=== Exercise brief ===
Go through the data line by line and count the lines that hold "this". Reply with the total only.

※

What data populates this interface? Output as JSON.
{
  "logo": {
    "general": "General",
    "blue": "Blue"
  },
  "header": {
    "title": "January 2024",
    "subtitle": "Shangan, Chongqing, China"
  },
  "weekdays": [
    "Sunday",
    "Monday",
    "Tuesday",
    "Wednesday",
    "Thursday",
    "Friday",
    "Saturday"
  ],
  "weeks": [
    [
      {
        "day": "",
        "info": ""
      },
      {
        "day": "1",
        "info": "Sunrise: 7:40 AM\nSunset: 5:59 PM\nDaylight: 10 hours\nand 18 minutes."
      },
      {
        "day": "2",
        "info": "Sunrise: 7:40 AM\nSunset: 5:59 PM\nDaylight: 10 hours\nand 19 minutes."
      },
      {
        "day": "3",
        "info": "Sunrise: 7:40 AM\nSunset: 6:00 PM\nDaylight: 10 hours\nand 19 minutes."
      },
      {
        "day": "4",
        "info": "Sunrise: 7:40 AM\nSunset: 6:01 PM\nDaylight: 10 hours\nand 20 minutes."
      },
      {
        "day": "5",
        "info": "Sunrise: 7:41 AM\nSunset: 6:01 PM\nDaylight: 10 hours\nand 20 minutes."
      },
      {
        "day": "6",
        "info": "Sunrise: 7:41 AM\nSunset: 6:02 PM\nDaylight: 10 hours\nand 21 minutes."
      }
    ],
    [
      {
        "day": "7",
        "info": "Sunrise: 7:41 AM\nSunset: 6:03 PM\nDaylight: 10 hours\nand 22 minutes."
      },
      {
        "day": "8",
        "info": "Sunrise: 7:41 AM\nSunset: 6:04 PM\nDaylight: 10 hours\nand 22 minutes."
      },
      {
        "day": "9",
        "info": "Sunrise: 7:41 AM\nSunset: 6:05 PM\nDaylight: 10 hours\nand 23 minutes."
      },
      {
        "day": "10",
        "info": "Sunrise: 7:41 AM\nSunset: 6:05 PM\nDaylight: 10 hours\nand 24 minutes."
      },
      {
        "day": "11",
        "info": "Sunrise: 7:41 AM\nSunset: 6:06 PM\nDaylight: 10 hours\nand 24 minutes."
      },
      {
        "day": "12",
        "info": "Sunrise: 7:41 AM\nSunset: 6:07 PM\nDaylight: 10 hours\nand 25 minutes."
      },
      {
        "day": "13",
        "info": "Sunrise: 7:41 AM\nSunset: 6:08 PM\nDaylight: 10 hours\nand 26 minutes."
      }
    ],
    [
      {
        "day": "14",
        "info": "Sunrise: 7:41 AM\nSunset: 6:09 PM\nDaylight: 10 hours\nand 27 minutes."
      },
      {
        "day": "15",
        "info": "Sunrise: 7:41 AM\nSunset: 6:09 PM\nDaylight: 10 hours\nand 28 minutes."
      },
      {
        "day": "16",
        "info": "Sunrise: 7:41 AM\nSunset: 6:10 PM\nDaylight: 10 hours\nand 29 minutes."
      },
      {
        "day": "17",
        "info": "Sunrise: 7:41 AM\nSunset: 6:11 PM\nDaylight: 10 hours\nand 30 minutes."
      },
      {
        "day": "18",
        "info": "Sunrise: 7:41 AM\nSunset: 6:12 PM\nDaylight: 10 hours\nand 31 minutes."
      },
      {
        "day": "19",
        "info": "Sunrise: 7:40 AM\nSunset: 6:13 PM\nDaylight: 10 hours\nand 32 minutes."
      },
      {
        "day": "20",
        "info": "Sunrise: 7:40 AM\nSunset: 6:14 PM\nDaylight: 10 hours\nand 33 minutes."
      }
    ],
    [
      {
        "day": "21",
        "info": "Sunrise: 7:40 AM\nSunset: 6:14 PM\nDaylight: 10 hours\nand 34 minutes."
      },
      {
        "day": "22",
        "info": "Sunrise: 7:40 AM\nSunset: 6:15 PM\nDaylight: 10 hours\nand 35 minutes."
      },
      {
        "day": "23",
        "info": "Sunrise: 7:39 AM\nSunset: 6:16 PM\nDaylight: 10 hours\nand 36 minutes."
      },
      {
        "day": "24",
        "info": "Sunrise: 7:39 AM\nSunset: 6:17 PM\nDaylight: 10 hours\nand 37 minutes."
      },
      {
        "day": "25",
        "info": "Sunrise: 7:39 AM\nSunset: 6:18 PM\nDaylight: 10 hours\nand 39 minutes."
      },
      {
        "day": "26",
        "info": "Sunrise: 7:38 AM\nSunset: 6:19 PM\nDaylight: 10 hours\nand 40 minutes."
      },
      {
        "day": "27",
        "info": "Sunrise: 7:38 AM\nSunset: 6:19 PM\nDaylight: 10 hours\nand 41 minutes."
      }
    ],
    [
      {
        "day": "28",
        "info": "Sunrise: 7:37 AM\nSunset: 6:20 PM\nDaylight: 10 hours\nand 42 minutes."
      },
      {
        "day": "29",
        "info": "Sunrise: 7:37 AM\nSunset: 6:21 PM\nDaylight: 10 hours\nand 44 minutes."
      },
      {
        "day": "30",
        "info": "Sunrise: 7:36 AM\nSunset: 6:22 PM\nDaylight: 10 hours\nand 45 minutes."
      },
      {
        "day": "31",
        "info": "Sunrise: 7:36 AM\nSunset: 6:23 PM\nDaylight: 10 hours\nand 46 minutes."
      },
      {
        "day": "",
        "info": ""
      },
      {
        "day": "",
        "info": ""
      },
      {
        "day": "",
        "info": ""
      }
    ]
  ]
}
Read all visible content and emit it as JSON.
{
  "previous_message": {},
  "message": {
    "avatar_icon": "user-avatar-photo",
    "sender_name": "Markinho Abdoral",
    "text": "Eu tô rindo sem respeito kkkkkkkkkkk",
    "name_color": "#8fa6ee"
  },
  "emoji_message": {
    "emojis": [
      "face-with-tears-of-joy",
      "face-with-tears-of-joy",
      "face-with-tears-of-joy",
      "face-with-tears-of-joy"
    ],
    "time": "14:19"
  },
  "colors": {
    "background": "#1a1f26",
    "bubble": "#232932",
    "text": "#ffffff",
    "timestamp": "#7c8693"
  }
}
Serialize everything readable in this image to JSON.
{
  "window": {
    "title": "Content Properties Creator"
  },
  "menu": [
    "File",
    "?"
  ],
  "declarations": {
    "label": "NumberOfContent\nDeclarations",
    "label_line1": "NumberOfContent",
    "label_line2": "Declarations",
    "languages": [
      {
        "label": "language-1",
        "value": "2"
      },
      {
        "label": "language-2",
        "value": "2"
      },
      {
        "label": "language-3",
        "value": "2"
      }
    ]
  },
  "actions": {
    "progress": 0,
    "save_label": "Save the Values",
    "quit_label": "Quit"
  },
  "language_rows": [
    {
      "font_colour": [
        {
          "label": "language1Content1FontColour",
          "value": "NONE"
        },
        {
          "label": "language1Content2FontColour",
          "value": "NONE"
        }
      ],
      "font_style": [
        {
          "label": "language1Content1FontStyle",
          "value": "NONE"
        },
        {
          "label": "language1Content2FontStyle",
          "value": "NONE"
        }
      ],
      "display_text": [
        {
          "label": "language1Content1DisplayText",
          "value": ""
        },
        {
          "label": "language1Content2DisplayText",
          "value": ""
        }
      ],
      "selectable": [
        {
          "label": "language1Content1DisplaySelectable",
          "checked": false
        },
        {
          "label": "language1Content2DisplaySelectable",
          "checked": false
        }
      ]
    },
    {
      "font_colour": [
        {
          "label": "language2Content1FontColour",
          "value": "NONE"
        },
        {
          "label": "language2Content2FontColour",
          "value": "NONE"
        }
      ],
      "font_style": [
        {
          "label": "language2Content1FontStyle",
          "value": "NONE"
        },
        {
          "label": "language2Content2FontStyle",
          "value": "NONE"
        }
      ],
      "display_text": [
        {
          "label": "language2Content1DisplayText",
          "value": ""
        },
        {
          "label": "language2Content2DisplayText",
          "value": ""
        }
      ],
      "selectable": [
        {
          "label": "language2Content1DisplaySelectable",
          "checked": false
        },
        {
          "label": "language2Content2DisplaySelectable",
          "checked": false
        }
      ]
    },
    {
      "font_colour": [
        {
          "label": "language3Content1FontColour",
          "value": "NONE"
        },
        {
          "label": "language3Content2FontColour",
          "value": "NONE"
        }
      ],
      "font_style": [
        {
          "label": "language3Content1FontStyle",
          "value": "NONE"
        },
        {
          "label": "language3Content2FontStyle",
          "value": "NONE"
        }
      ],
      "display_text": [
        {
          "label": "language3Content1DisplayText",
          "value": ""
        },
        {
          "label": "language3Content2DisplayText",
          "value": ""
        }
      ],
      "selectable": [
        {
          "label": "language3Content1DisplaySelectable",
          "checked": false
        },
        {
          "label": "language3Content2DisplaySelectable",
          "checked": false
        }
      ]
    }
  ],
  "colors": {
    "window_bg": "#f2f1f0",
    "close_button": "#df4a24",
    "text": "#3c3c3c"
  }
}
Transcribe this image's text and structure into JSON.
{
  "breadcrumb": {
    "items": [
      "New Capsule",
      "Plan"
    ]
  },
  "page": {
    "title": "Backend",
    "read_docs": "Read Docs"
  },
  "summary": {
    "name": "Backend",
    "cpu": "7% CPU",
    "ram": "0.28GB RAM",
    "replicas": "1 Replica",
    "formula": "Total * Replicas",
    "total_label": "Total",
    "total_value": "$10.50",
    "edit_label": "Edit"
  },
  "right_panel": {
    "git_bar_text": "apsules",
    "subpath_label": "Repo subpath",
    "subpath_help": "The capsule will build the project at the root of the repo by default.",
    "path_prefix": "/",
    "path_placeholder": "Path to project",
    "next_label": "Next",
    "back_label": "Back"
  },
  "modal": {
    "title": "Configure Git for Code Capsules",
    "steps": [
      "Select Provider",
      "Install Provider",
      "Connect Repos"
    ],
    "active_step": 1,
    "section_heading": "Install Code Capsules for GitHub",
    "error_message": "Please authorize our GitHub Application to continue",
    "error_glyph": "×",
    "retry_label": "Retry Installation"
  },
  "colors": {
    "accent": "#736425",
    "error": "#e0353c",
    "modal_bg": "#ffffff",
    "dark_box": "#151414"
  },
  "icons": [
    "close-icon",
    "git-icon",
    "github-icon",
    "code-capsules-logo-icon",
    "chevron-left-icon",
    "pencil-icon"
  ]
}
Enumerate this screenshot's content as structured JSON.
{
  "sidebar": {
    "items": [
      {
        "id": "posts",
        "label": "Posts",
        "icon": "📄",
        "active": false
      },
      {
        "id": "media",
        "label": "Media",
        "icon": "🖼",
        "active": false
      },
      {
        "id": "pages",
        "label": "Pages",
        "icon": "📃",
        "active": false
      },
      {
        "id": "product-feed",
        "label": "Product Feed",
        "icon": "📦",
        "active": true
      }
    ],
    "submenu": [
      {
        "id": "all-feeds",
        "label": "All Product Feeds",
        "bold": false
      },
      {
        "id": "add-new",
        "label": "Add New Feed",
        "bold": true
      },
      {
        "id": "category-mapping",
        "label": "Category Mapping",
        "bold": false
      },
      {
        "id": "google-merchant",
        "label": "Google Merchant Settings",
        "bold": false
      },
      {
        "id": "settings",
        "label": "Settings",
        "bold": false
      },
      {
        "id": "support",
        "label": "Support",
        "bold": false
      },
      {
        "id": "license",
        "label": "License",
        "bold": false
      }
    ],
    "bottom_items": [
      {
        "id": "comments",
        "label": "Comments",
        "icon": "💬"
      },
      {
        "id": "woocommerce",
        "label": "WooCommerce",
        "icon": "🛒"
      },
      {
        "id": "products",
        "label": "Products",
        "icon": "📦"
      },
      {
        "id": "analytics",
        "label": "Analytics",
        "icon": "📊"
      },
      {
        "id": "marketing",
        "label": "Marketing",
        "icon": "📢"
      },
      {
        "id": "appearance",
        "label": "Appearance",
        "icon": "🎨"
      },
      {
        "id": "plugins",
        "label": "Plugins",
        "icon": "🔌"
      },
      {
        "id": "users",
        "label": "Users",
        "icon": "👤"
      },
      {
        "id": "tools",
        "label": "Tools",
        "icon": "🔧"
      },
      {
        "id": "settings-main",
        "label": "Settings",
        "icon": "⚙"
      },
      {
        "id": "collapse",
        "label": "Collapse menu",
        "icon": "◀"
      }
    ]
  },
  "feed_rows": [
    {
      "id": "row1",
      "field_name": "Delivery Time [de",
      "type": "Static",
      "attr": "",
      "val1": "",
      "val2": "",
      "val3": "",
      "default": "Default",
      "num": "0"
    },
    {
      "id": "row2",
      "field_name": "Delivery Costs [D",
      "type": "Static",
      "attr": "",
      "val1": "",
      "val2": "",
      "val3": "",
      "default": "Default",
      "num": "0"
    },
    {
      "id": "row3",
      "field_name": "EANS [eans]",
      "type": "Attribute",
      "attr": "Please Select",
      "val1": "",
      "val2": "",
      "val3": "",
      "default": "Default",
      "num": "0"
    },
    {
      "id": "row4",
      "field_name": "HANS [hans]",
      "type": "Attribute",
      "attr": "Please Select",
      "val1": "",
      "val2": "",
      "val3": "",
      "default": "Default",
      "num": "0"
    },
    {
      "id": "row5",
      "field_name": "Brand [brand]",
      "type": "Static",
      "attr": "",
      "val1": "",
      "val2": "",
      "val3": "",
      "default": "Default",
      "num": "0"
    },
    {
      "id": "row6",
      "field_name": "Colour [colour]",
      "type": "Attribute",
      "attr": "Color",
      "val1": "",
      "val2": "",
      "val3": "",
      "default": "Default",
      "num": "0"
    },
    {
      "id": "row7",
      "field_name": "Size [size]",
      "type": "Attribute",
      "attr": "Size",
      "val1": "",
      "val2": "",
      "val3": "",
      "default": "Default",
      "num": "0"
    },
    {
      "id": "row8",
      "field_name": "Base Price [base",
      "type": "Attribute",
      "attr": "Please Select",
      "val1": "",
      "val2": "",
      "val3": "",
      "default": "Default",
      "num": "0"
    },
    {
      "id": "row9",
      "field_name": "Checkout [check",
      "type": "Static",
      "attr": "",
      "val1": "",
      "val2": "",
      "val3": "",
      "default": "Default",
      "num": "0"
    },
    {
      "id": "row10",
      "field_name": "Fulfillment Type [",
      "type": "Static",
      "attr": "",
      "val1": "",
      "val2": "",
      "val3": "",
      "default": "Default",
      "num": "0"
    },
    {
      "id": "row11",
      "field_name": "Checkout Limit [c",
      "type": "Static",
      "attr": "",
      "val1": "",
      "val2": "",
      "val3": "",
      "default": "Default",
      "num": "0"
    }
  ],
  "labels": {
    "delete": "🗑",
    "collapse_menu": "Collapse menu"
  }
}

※

=== Answer space ===
4